Work required: Where does the word "icon" show up in the records? Copy every line that has it.

Collection entries
=-=-=-=-=

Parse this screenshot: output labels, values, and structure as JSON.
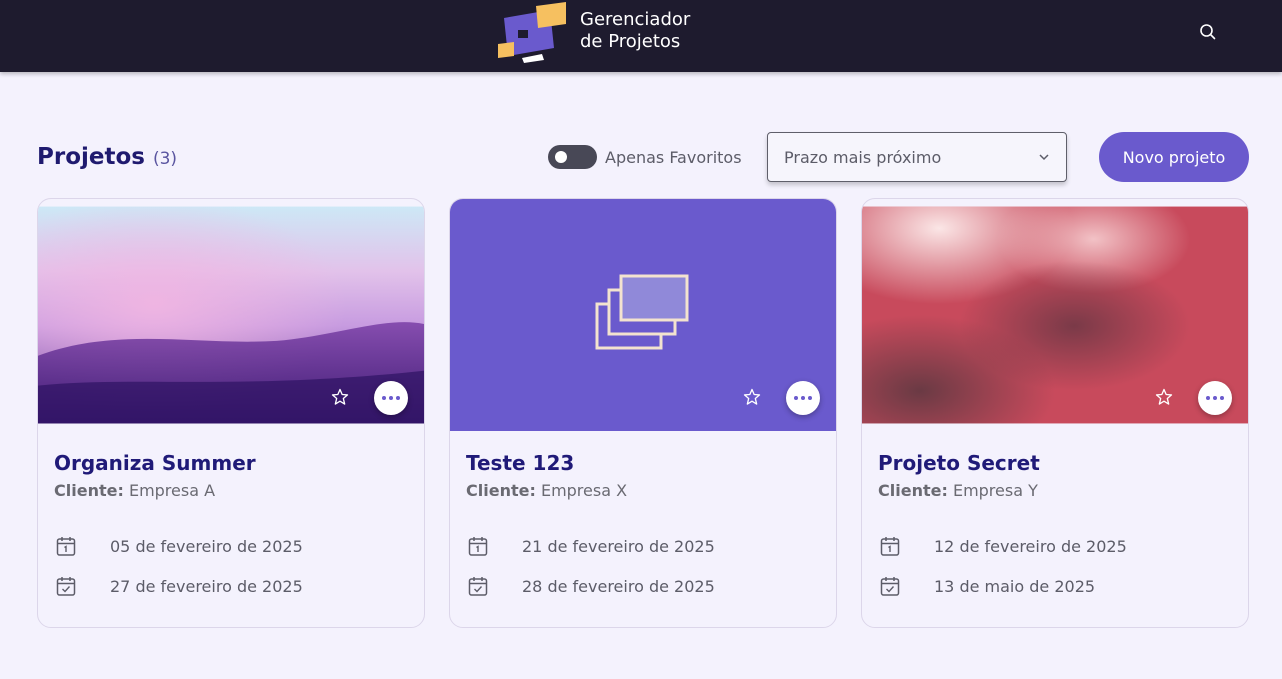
{
  "app": {
    "title_line1": "Gerenciador",
    "title_line2": "de Projetos"
  },
  "header": {
    "search_icon": "search-icon"
  },
  "page": {
    "title": "Projetos",
    "count": "(3)"
  },
  "filters": {
    "favorites_toggle_label": "Apenas Favoritos",
    "favorites_toggle_on": false,
    "sort_selected": "Prazo mais próximo"
  },
  "actions": {
    "new_project_label": "Novo projeto"
  },
  "projects": [
    {
      "name": "Organiza Summer",
      "client_label": "Cliente:",
      "client": "Empresa A",
      "start_date": "05 de fevereiro de 2025",
      "end_date": "27 de fevereiro de 2025",
      "cover": "pastel-landscape-image"
    },
    {
      "name": "Teste 123",
      "client_label": "Cliente:",
      "client": "Empresa X",
      "start_date": "21 de fevereiro de 2025",
      "end_date": "28 de fevereiro de 2025",
      "cover": "placeholder-gallery-icon"
    },
    {
      "name": "Projeto Secret",
      "client_label": "Cliente:",
      "client": "Empresa Y",
      "start_date": "12 de fevereiro de 2025",
      "end_date": "13 de maio de 2025",
      "cover": "red-abstract-image"
    }
  ],
  "colors": {
    "header_bg": "#1e1b2e",
    "page_bg": "#f4f2fd",
    "accent": "#6a5acd",
    "title": "#201a78"
  }
}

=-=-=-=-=

Exercise output:
    "search_icon": "search-icon"
      "cover": "placeholder-gallery-icon"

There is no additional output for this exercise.